“Diversity isn’t linear; it spans a wide spectrum of experiences, backgrounds, and perspectives.”
It’s fraught, though, because it’s challenging to manage. How are you going to, as a company, create a culture where people feel safe to have these conversations? Where they are in fact safe to do that? If someone is vulnerable, will they be judged; will they regret it?
If you want to improve, you need to be able to build a safe enough space for people to say, “I don’t know the answer, and I want to learn.” It’s a difficult environment to create, but it’s a necessary one for cross-cultural communication to thrive.
In your book, you talk about the importance of curiosity, grace, and humility in cross-cultural competency. What can employers do to integrate these values into their DEI programs?
Jessica Stone: I urge employers to expand their definitions of DEI to include culture and to create an ethos where curiosity is welcome. In the absence of curiosity, many things don’t succeed across multiple levels. For example, if you’re shutting people down for asking a question—they’re no longer going to ask questions. Who benefits from that?
“You want diversity for innovation, but you can’t get to the innovation until you have the communication. You can’t get to the communication until you have a cross-cultural sensibility about how to best accomplish that.”
Recognize that people can change. I have certainly changed. My cross-cultural communication skills have evolved and advanced throughout my career. You do the best you can at the time, and you don’t always make the right decision. However, it’s key to create an atmosphere of grace. That doesn’t mean you can’t demand respect, and it doesn’t mean your employees don’t have to meet their deadlines—but it opens up the opportunity for your staff and colleagues to finally ask the hard questions of one another and offers a space to have the conversations that take a company’s DEI competency to the next level.
On the employee side, working for people that have grace is a tremendous loyalty-builder. Without grace, humility and curiosity—DEI can remain just a box to check. That doesn’t help your employees develop stronger collaboration, and it eliminates the benefits of diversity and innovation for the company.
How do you see the DEI movement improving in the next few years?
Jessica Stone: I see the DEI movement moving away from quotas and toward collaboration and creating opportunities for understanding. Though, I still think we have a long way to go.
In corporate DEI programs, it’s common to create resource groups where underrepresented people can join, get together to celebrate their culture and identity, and look to each other for support. These are wonderful initiatives—but where in your company are you creating space to bring those groups together?
Are you setting goals and team building, where employees have to accomplish things and work across cultural, racial, ethnic, and religious lines? Are you emphasizing your goals with enough specificity and consistency, so that your employee resource groups know that there is a commonality? If they can find no other common ground between them, they should be able to find the goals of your company as common ground; what you want to produce, how you want to produce it, how you want to sell it, how you want to market it, and where it’s going to be sold.
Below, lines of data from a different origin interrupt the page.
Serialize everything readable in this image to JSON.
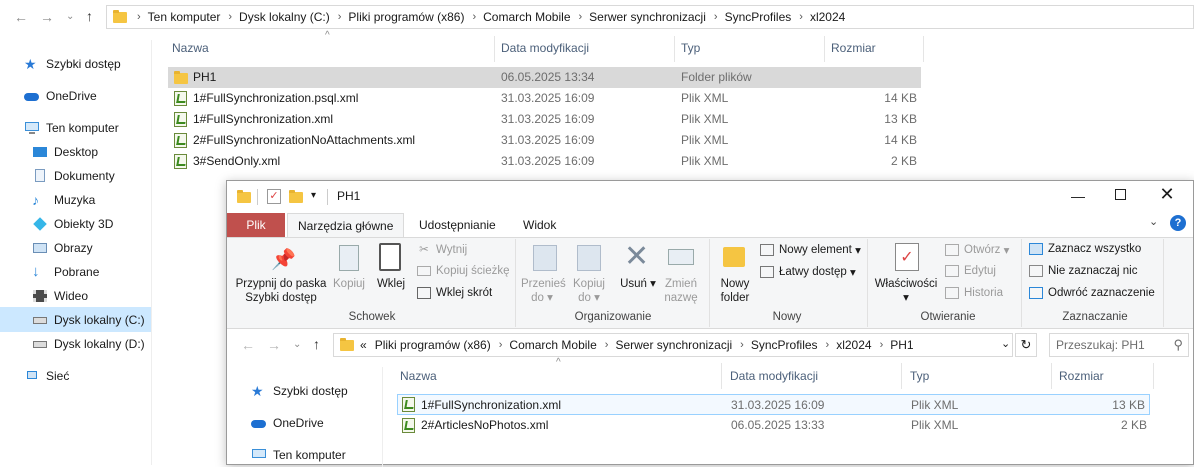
{
  "back_window": {
    "breadcrumbs": [
      "Ten komputer",
      "Dysk lokalny (C:)",
      "Pliki programów (x86)",
      "Comarch Mobile",
      "Serwer synchronizacji",
      "SyncProfiles",
      "xl2024"
    ],
    "columns": {
      "name": "Nazwa",
      "date": "Data modyfikacji",
      "type": "Typ",
      "size": "Rozmiar"
    },
    "files": [
      {
        "name": "PH1",
        "date": "06.05.2025 13:34",
        "type": "Folder plików",
        "size": "",
        "icon": "folder-icon"
      },
      {
        "name": "1#FullSynchronization.psql.xml",
        "date": "31.03.2025 16:09",
        "type": "Plik XML",
        "size": "14 KB",
        "icon": "xml-file-icon"
      },
      {
        "name": "1#FullSynchronization.xml",
        "date": "31.03.2025 16:09",
        "type": "Plik XML",
        "size": "13 KB",
        "icon": "xml-file-icon"
      },
      {
        "name": "2#FullSynchronizationNoAttachments.xml",
        "date": "31.03.2025 16:09",
        "type": "Plik XML",
        "size": "14 KB",
        "icon": "xml-file-icon"
      },
      {
        "name": "3#SendOnly.xml",
        "date": "31.03.2025 16:09",
        "type": "Plik XML",
        "size": "2 KB",
        "icon": "xml-file-icon"
      }
    ],
    "sidebar": [
      "Szybki dostęp",
      "OneDrive",
      "Ten komputer",
      "Desktop",
      "Dokumenty",
      "Muzyka",
      "Obiekty 3D",
      "Obrazy",
      "Pobrane",
      "Wideo",
      "Dysk lokalny (C:)",
      "Dysk lokalny (D:)",
      "Sieć"
    ]
  },
  "front_window": {
    "title": "PH1",
    "tabs": [
      "Plik",
      "Narzędzia główne",
      "Udostępnianie",
      "Widok"
    ],
    "ribbon": {
      "pin": "Przypnij do paska Szybki dostęp",
      "copy": "Kopiuj",
      "paste": "Wklej",
      "cut": "Wytnij",
      "copy_path": "Kopiuj ścieżkę",
      "paste_shortcut": "Wklej skrót",
      "clipboard_group": "Schowek",
      "move_to": "Przenieś do",
      "copy_to": "Kopiuj do",
      "delete": "Usuń",
      "rename": "Zmień nazwę",
      "organize_group": "Organizowanie",
      "new_folder": "Nowy folder",
      "new_item": "Nowy element",
      "easy_access": "Łatwy dostęp",
      "new_group": "Nowy",
      "properties": "Właściwości",
      "open": "Otwórz",
      "edit": "Edytuj",
      "history": "Historia",
      "open_group": "Otwieranie",
      "select_all": "Zaznacz wszystko",
      "select_none": "Nie zaznaczaj nic",
      "invert": "Odwróć zaznaczenie",
      "select_group": "Zaznaczanie"
    },
    "breadcrumbs": [
      "Pliki programów (x86)",
      "Comarch Mobile",
      "Serwer synchronizacji",
      "SyncProfiles",
      "xl2024",
      "PH1"
    ],
    "breadcrumb_overflow": "«",
    "search_placeholder": "Przeszukaj: PH1",
    "columns": {
      "name": "Nazwa",
      "date": "Data modyfikacji",
      "type": "Typ",
      "size": "Rozmiar"
    },
    "files": [
      {
        "name": "1#FullSynchronization.xml",
        "date": "31.03.2025 16:09",
        "type": "Plik XML",
        "size": "13 KB"
      },
      {
        "name": "2#ArticlesNoPhotos.xml",
        "date": "06.05.2025 13:33",
        "type": "Plik XML",
        "size": "2 KB"
      }
    ],
    "sidebar": [
      "Szybki dostęp",
      "OneDrive",
      "Ten komputer"
    ]
  }
}
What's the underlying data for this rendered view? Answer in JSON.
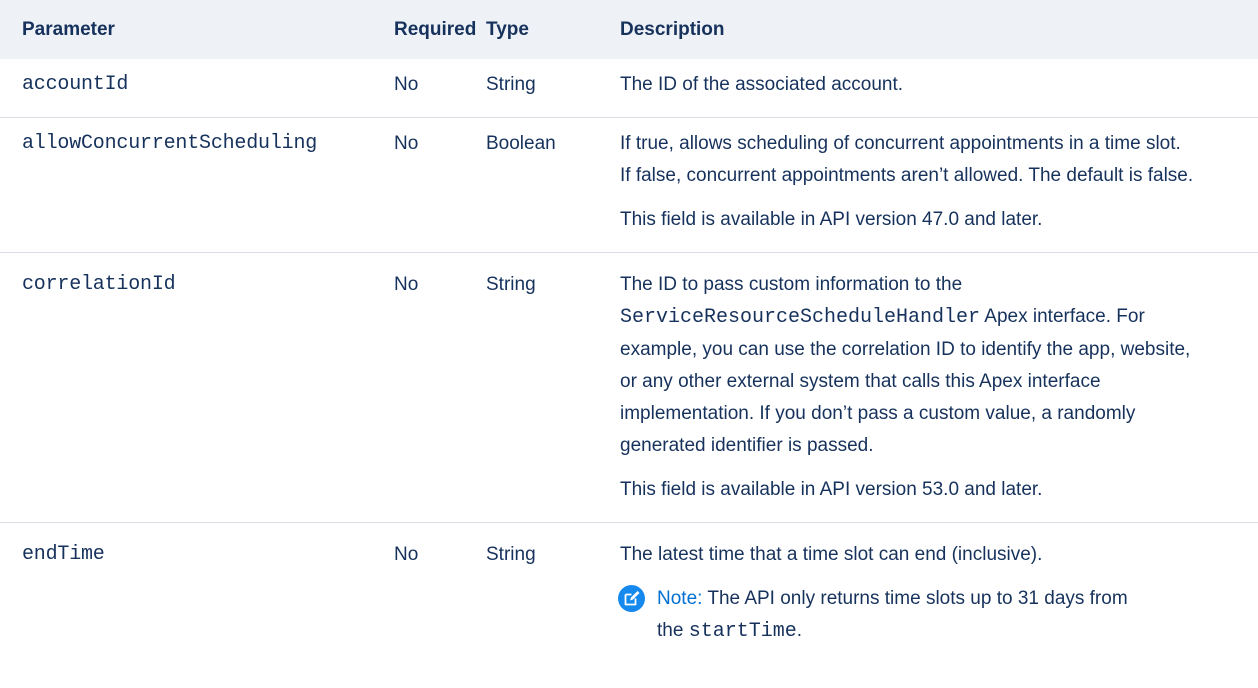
{
  "table": {
    "headers": {
      "parameter": "Parameter",
      "required": "Required",
      "type": "Type",
      "description": "Description"
    },
    "rows": [
      {
        "name": "accountId",
        "required": "No",
        "type": "String",
        "desc": [
          [
            "The ID of the associated account."
          ]
        ]
      },
      {
        "name": "allowConcurrentScheduling",
        "required": "No",
        "type": "Boolean",
        "desc": [
          [
            "If true, allows scheduling of concurrent appointments in a time slot.",
            "If false, concurrent appointments aren’t allowed. The default is false."
          ],
          [
            "This field is available in API version 47.0 and later."
          ]
        ]
      },
      {
        "name": "correlationId",
        "required": "No",
        "type": "String",
        "desc_line1": "The ID to pass custom information to the",
        "desc_code": "ServiceResourceScheduleHandler",
        "desc_after_code": " Apex interface. For",
        "desc_rest": [
          "example, you can use the correlation ID to identify the app, website,",
          "or any other external system that calls this Apex interface",
          "implementation. If you don’t pass a custom value, a randomly",
          "generated identifier is passed."
        ],
        "desc_p2": "This field is available in API version 53.0 and later."
      },
      {
        "name": "endTime",
        "required": "No",
        "type": "String",
        "desc_p1": "The latest time that a time slot can end (inclusive).",
        "note": {
          "icon": "edit-note-icon",
          "label": "Note:",
          "line1": " The API only returns time slots up to 31 days from",
          "line2_prefix": "the ",
          "line2_code": "startTime",
          "line2_suffix": "."
        }
      }
    ]
  },
  "colors": {
    "header_bg": "#eef1f6",
    "text": "#16325c",
    "note_accent": "#0070d2",
    "note_icon_bg": "#1589ee",
    "row_border": "#d8dde6"
  }
}
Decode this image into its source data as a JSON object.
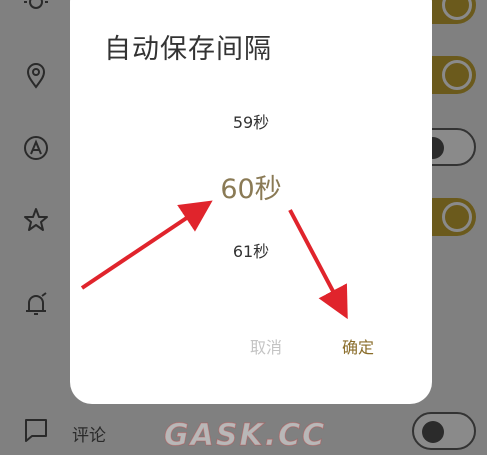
{
  "dialog": {
    "title": "自动保存间隔",
    "picker": {
      "previous": "59秒",
      "selected": "60秒",
      "next": "61秒"
    },
    "cancel_label": "取消",
    "ok_label": "确定"
  },
  "background": {
    "comment_label": "评论"
  },
  "watermark": "GASK.CC",
  "colors": {
    "accent": "#8a6d2a",
    "toggle_on": "#6b5a1c",
    "arrow": "#e0242c"
  }
}
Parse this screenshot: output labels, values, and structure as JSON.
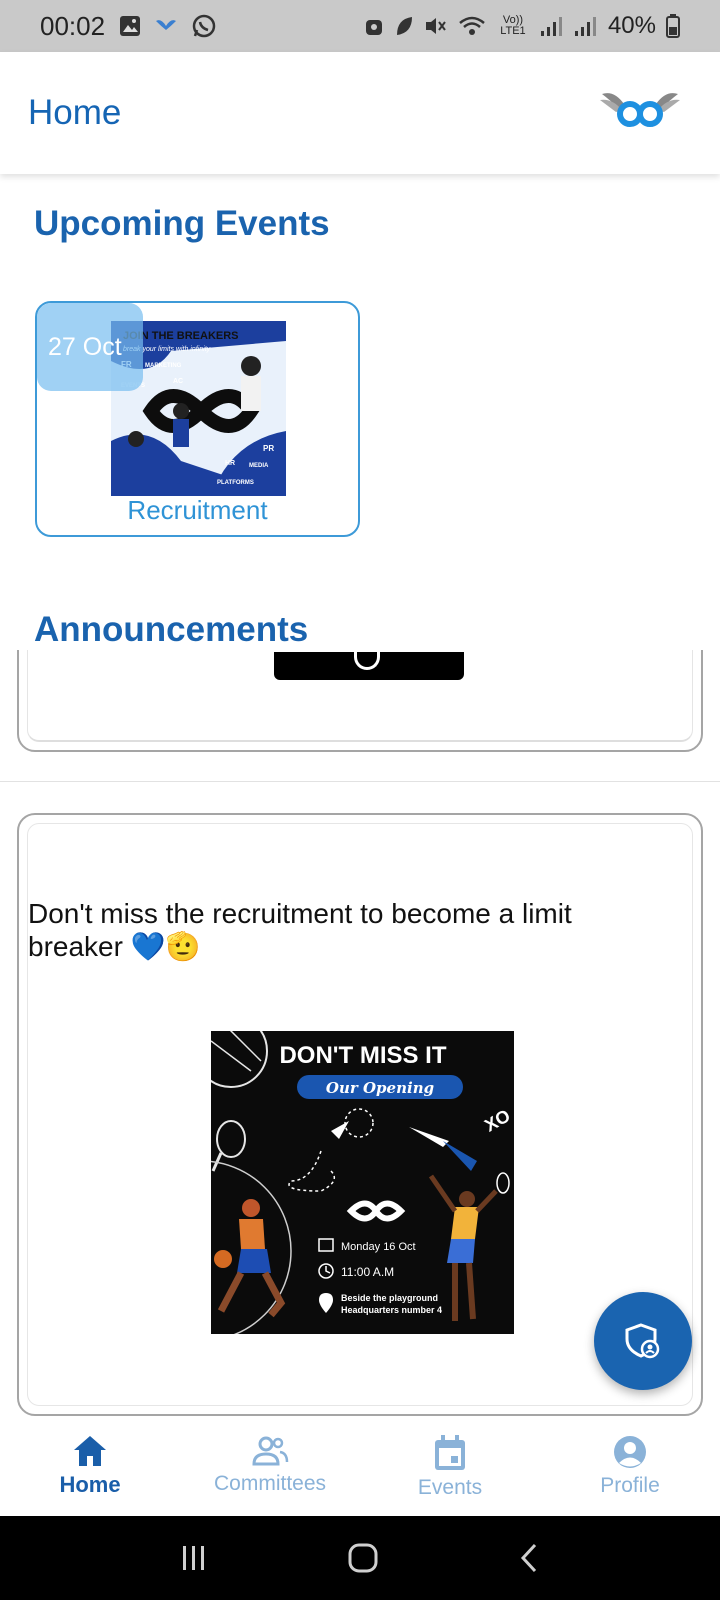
{
  "status_bar": {
    "time": "00:02",
    "network": "Vo)) LTE1",
    "battery": "40%",
    "background": "#c9c9c9"
  },
  "app_bar": {
    "title": "Home",
    "logo_icon": "infinity-wings-logo"
  },
  "upcoming_events": {
    "heading": "Upcoming Events",
    "events": [
      {
        "date": "27 Oct",
        "name": "Recruitment",
        "poster": {
          "headline": "JOIN THE BREAKERS",
          "tagline": "break your limits with infinity",
          "labels": [
            "FR",
            "MARKETING",
            "EVENTS",
            "AC",
            "PR",
            "HR",
            "MEDIA",
            "PLATFORMS"
          ]
        }
      }
    ]
  },
  "announcements": {
    "heading": "Announcements",
    "posts": [
      {
        "text": "Don't miss the recruitment to become a limit breaker 💙🫡",
        "flyer": {
          "headline": "DON'T MISS IT",
          "subheadline": "Our Opening",
          "date": "Monday 16 Oct",
          "time": "11:00 A.M",
          "location_line1": "Beside the playground",
          "location_line2": "Headquarters number 4",
          "side_text": "XO"
        }
      }
    ]
  },
  "fab": {
    "icon": "shield-user-icon"
  },
  "bottom_nav": {
    "items": [
      {
        "label": "Home",
        "icon": "home-icon",
        "active": true
      },
      {
        "label": "Committees",
        "icon": "people-icon",
        "active": false
      },
      {
        "label": "Events",
        "icon": "calendar-icon",
        "active": false
      },
      {
        "label": "Profile",
        "icon": "profile-icon",
        "active": false
      }
    ]
  },
  "colors": {
    "primary": "#1a64b0",
    "accent": "#2f93d6",
    "inactive_nav": "#8ab2d8"
  }
}
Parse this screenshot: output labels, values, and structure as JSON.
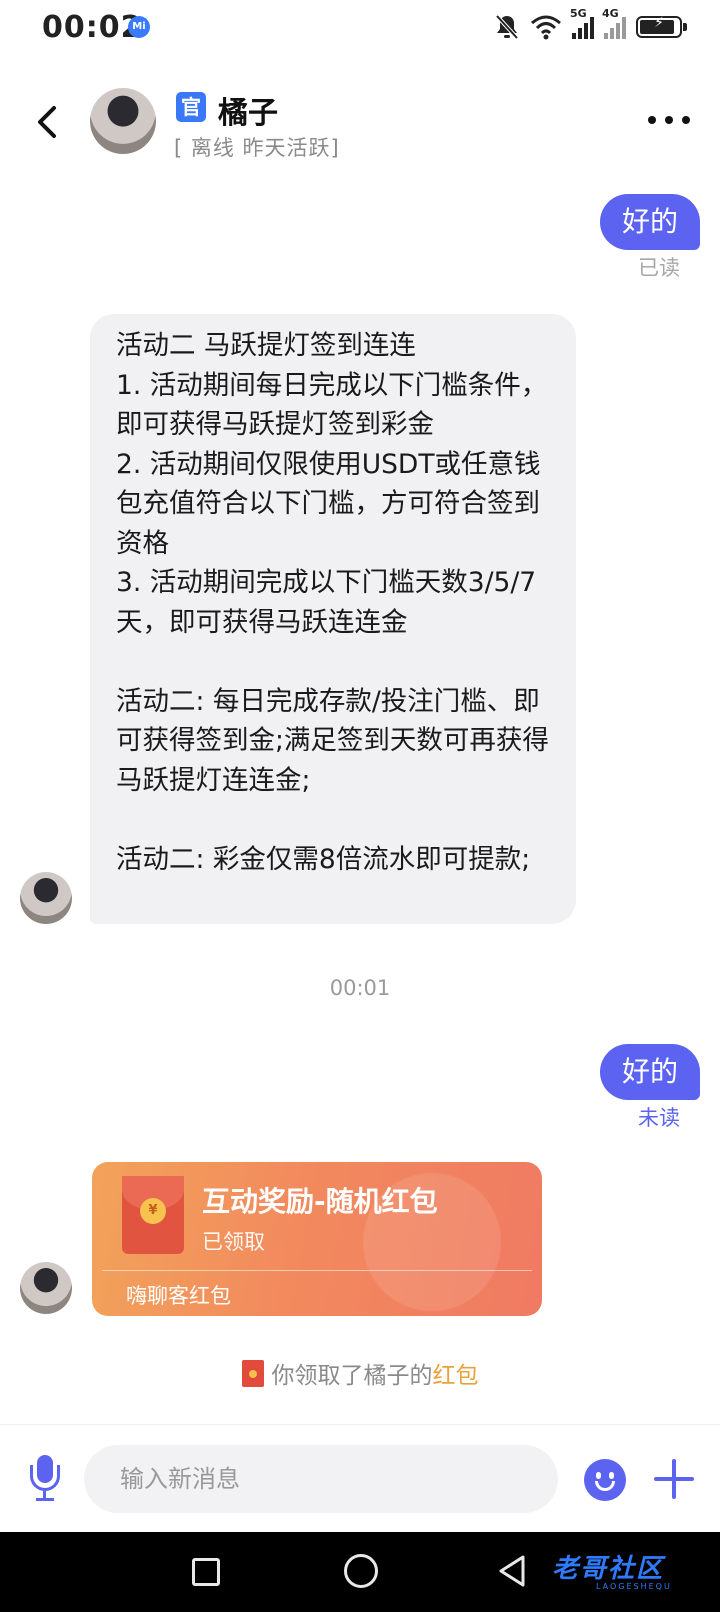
{
  "status_bar": {
    "time": "00:02",
    "mi_badge": "Mi",
    "signal_labels": [
      "5G",
      "4G"
    ],
    "battery_level": 0.9
  },
  "header": {
    "official_badge": "官",
    "contact_name": "橘子",
    "contact_status": "[ 离线 昨天活跃]"
  },
  "messages": {
    "out_1": {
      "text": "好的",
      "status": "已读"
    },
    "in_1": {
      "text": "活动二 马跃提灯签到连连\n1. 活动期间每日完成以下门槛条件，即可获得马跃提灯签到彩金\n2. 活动期间仅限使用USDT或任意钱包充值符合以下门槛，方可符合签到资格\n3. 活动期间完成以下门槛天数3/5/7天，即可获得马跃连连金\n\n活动二: 每日完成存款/投注门槛、即可获得签到金;满足签到天数可再获得马跃提灯连连金;\n\n活动二: 彩金仅需8倍流水即可提款;"
    },
    "time_divider": "00:01",
    "out_2": {
      "text": "好的",
      "status": "未读"
    },
    "red_packet": {
      "coin_symbol": "¥",
      "title": "互动奖励-随机红包",
      "status": "已领取",
      "footer": "嗨聊客红包"
    },
    "notice": {
      "prefix": "你领取了橘子的",
      "highlight": "红包"
    }
  },
  "input_bar": {
    "placeholder": "输入新消息",
    "value": ""
  },
  "watermark": {
    "text": "老哥社区",
    "sub": "LAOGESHEQU"
  },
  "colors": {
    "accent": "#5b63f0",
    "bubble_in": "#f1f1f3",
    "unread": "#5b63f0",
    "read": "#a7a7a7",
    "red_packet": "#f28a5e",
    "highlight": "#e9a23b"
  }
}
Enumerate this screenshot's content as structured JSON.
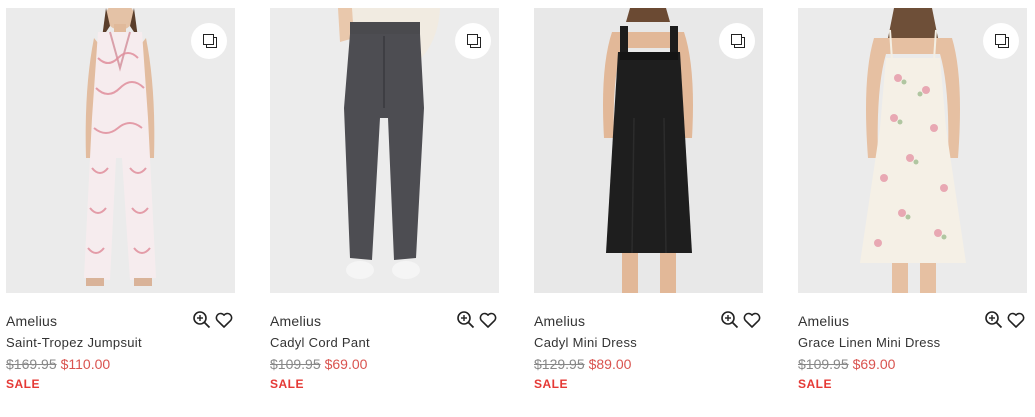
{
  "products": [
    {
      "brand": "Amelius",
      "name": "Saint-Tropez Jumpsuit",
      "original_price": "$169.95",
      "sale_price": "$110.00",
      "badge": "SALE",
      "image": "model-jumpsuit-floral-pink"
    },
    {
      "brand": "Amelius",
      "name": "Cadyl Cord Pant",
      "original_price": "$109.95",
      "sale_price": "$69.00",
      "badge": "SALE",
      "image": "model-charcoal-cord-pants"
    },
    {
      "brand": "Amelius",
      "name": "Cadyl Mini Dress",
      "original_price": "$129.95",
      "sale_price": "$89.00",
      "badge": "SALE",
      "image": "model-black-mini-dress"
    },
    {
      "brand": "Amelius",
      "name": "Grace Linen Mini Dress",
      "original_price": "$109.95",
      "sale_price": "$69.00",
      "badge": "SALE",
      "image": "model-cream-floral-slip-dress"
    }
  ],
  "icons": {
    "quick_view": "quick-view-icon",
    "zoom": "zoom-icon",
    "wishlist": "heart-icon"
  },
  "colors": {
    "sale_price": "#d9534f",
    "sale_badge": "#e53935",
    "original_price": "#888888",
    "image_bg": "#e9e9e9"
  }
}
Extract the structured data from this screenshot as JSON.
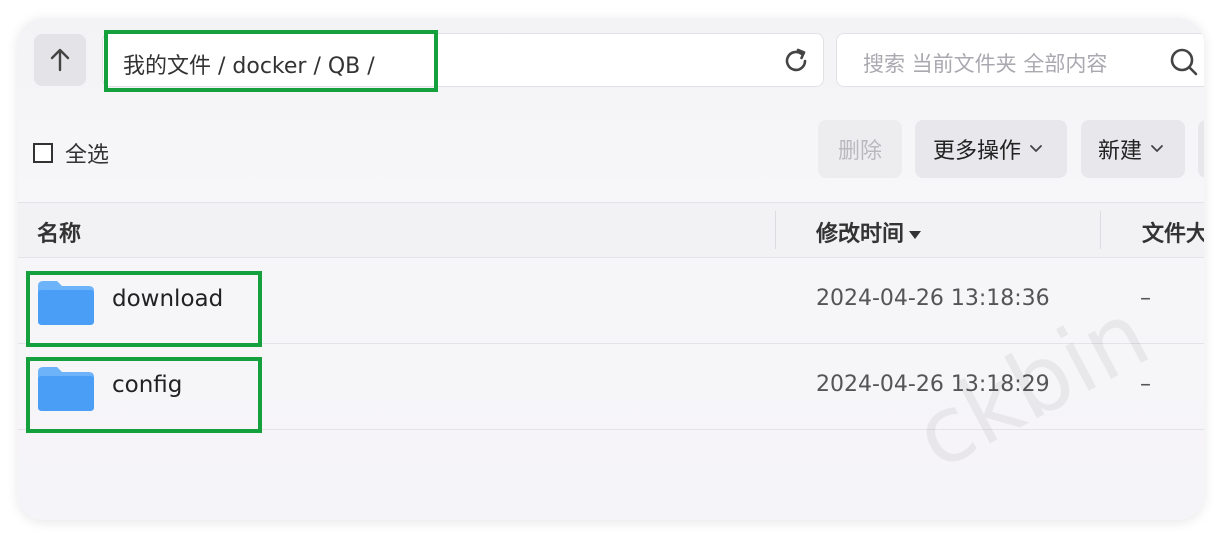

“I urge employers to expand their definitions of DEI to include culture and to create an ethos where curiosity is welcome.”
As professionals, we need to contend with the fact that DEI does not begin and end with quotas and employee resource groups. The more diverse your company is, yes, you are going to be blessed by more diverse and innovative thought. But you, as a manager, really need to keep up to date on how different employees across various identities communicate with each other and create opportunities for connection.
Thank you so much for sharing your insight, Jessica!
Jessica’s book, Crossing the Divide: 20 Lessons to Help You Thrive in Cross-Cultural Environments, is available wherever books are sold. To learn more about Jessica, find more information on her website and on LinkedIn.